So who is right? Which piece of advice should you listen to?
Well, it’s true that businesses often thrive only once an entrepreneur is working on it full time. But the reason for this isn’t as obvious as you might think. You might assume it is a simple math equation: 60+ hours on your business a week rather than 20+ hours must yield better, faster results, right?
But this isn’t the reason why businesses do better when the entrepreneur is running it full time. The reason isn’t related to the numbers. It’s actually related to that old phrase, “having skin in the game.” You see, it’s only when you don’t have your day job to fall back on that you really lose your “Plan B”. And without plan B, you have no choice but to make plan A work for you. That’s why entrepreneurs often thrive only once they are start doing it full time; it’s simply because they can’t afford to fail.
However, not all entrepreneurs thrive in that type of scenario. And that’s why you often get a split opinion about quitting your job. The answer actually lies in the “flight-or-fight” theory. Some people hate the fear of having no back-up option, and rather than encouraging that person to thrive it actually paralyses them into inaction. They get scared, quit their business, and go off to find another day job. The ‘flight’ scenario. Others thrive on fear. You’ll know if you are this type of person because when you were younger you often did your school assignments at the 11th hour and studied for exams the night before the tests. You did this because that’s when you worked at your peak. You have a personality type that thrives under pressure, and that pressure brings out the best in you. That’s you in ‘fight’ mode, and if that’s your personality type, then you will probably only start to see real results in your business when you have that sort of pressure.

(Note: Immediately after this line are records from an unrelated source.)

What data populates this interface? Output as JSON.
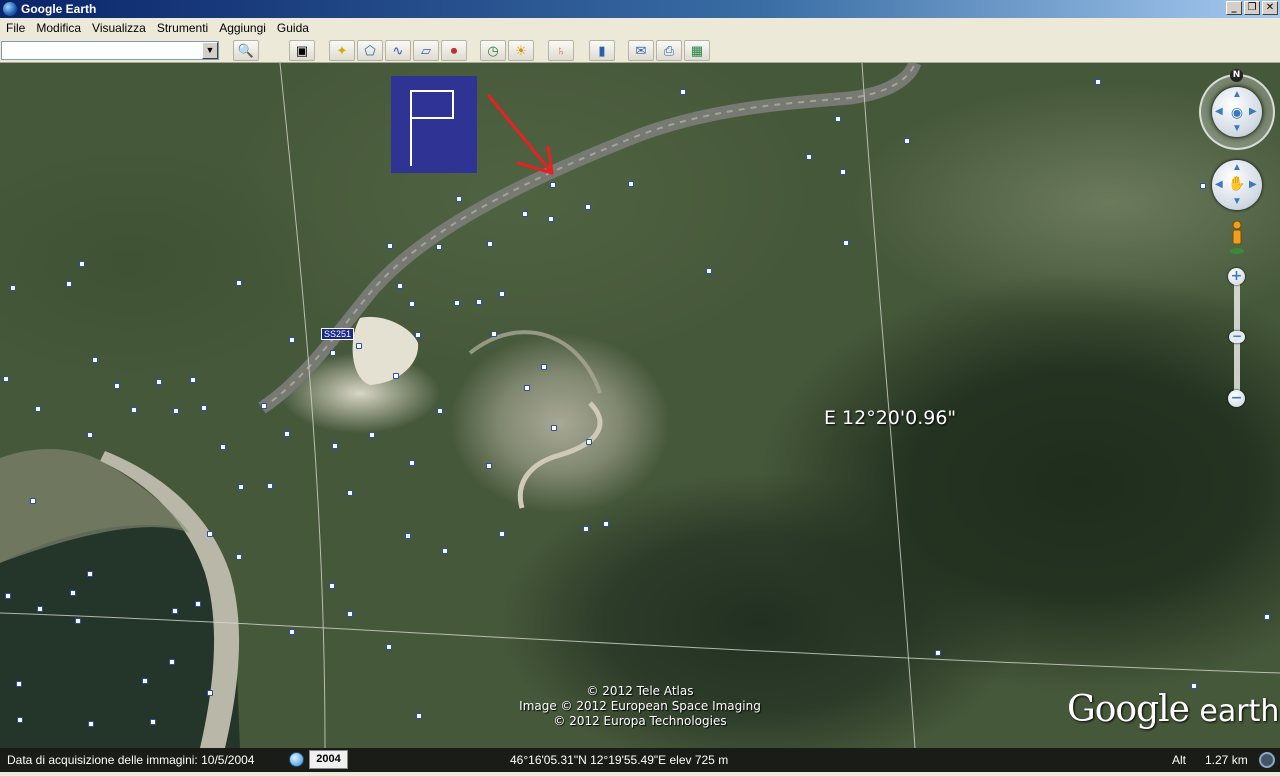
{
  "window": {
    "title": "Google Earth",
    "buttons": [
      "_",
      "❐",
      "✕"
    ]
  },
  "menu": [
    "File",
    "Modifica",
    "Visualizza",
    "Strumenti",
    "Aggiungi",
    "Guida"
  ],
  "toolbar": {
    "search_value": "",
    "buttons": [
      {
        "name": "search-button",
        "glyph": "🔍"
      },
      {
        "name": "sidebar-toggle-button",
        "glyph": "▣"
      },
      {
        "name": "add-placemark-button",
        "glyph": "✦"
      },
      {
        "name": "add-polygon-button",
        "glyph": "⬠"
      },
      {
        "name": "add-path-button",
        "glyph": "∿"
      },
      {
        "name": "add-overlay-button",
        "glyph": "▱"
      },
      {
        "name": "record-tour-button",
        "glyph": "⏺"
      },
      {
        "name": "historical-imagery-button",
        "glyph": "◷"
      },
      {
        "name": "sunlight-button",
        "glyph": "☀"
      },
      {
        "name": "switch-planet-button",
        "glyph": "♄"
      },
      {
        "name": "ruler-button",
        "glyph": "▮"
      },
      {
        "name": "email-button",
        "glyph": "✉"
      },
      {
        "name": "print-button",
        "glyph": "⎙"
      },
      {
        "name": "view-in-maps-button",
        "glyph": "▦"
      }
    ]
  },
  "map": {
    "road_label": "SS251",
    "coordinate_label": "E 12°20'0.96\"",
    "copyright": [
      "© 2012 Tele Atlas",
      "Image © 2012 European Space Imaging",
      "© 2012 Europa Technologies"
    ],
    "logo_google": "Google",
    "logo_earth": "earth",
    "compass_letter": "N",
    "zoom_in": "+",
    "zoom_out": "−",
    "flag_color": "#2f3394",
    "arrow_color": "#e82020"
  },
  "status": {
    "imagery_date": "Data di acquisizione delle immagini: 10/5/2004",
    "year": "2004",
    "coords": "46°16'05.31\"N   12°19'55.49\"E  elev   725 m",
    "eye_alt_label": "Alt",
    "eye_alt_value": "1.27 km"
  }
}
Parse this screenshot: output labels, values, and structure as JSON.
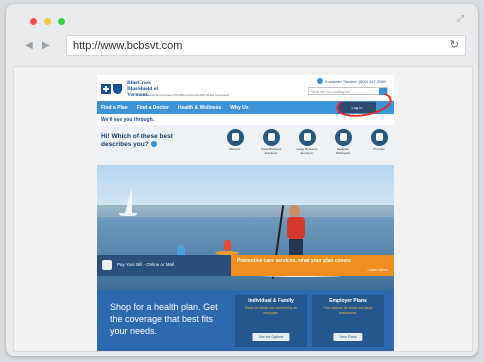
{
  "browser": {
    "url": "http://www.bcbsvt.com",
    "traffic_colors": [
      "#ff4d4d",
      "#f9c63a",
      "#3fcf4e"
    ]
  },
  "site": {
    "logo_name": "BlueCross BlueShield of Vermont",
    "logo_tag": "An independent licensee of the Blue Cross and Blue Shield Association",
    "customer_service": "Customer Service: (800) 247-2583",
    "search_placeholder": "What are you looking for?",
    "nav": [
      "Find a Plan",
      "Find a Doctor",
      "Health & Wellness",
      "Why Us"
    ],
    "login": "Log in",
    "subtitle": "We'll see you through.",
    "welcome_question": "Hi! Which of these best describes you?",
    "audiences": [
      "Member",
      "Small Business Employer",
      "Large Business Employer",
      "Medicare Participant",
      "Provider"
    ],
    "pay_text": "Pay Your Bill - Online or Mail",
    "preventive_text": "Preventive care services, what your plan covers",
    "preventive_link": "Learn More",
    "shop_text": "Shop for a health plan. Get the coverage that best fits your needs.",
    "plans": [
      {
        "title": "Individual & Family",
        "desc": "Plans for those not covered by an employer.",
        "button": "See the Options"
      },
      {
        "title": "Employer Plans",
        "desc": "Plan options for small and large businesses.",
        "button": "View Plans"
      }
    ],
    "accent_blue": "#3d93d6",
    "accent_orange": "#ef8e1f",
    "annotation_color": "#e42b2b"
  }
}
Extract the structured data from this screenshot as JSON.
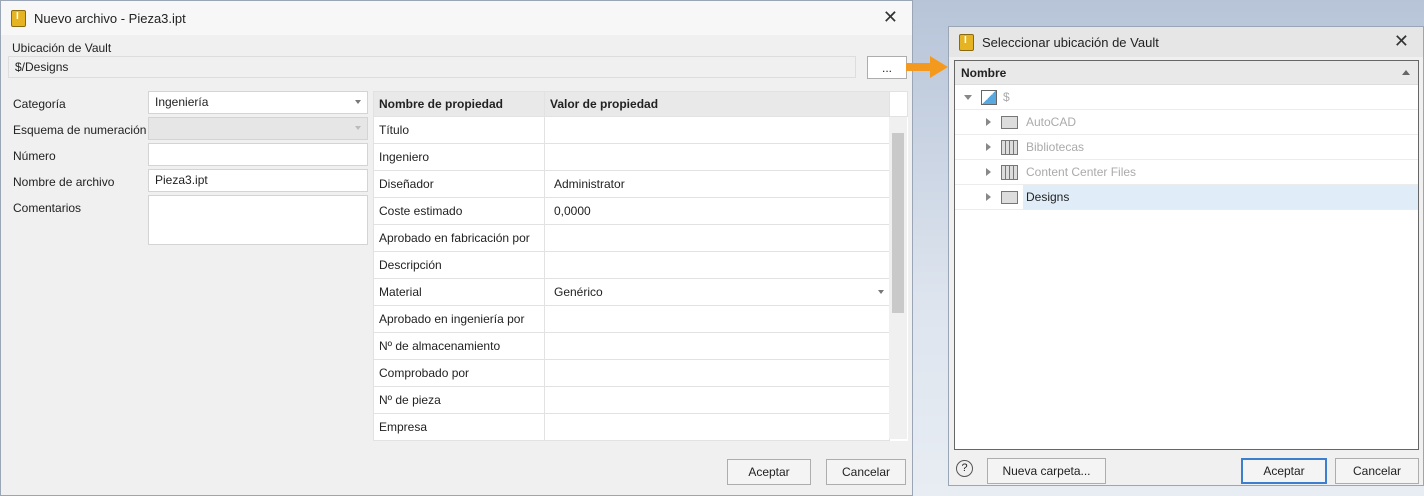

Now, like many entrepreneurs, I don’t like to simply advise people to quit their day jobs because I don’t want to see anyone make a foolish decision. While it’s a great strategy for some entrepreneurs, there are certain situations when quitting your job is NEVER a good idea. So if any of these apply to you, then I would recommend that you keep your day job for as long as possible:
- You’re paying off debt.
- You don’t have any savings to fall back on (I’d suggest at least 6 months of savings to cover living expenses).
- You have a family to support and are the sole source of income.
- You have a high number of monthly expenses.
- You’re bad at managing your finances.
So, if you are wondering whether to quit your job, there are two things you need to do: Firstly and most importantly, you need to look at your own circumstances and whether you can afford to live without an income until your business starts making money. Secondly, you need to make an honest assessment about the type of person you are. Are you the type of person who will thrive under that sort of pressure? If you’re not, then a day job will help keep that pressure off you in the early days of your business.
About the Author
Lauren Lambie is an entrepreneur and author of The Glittering Eyes Brigade, a blog about her journey in starting her own business.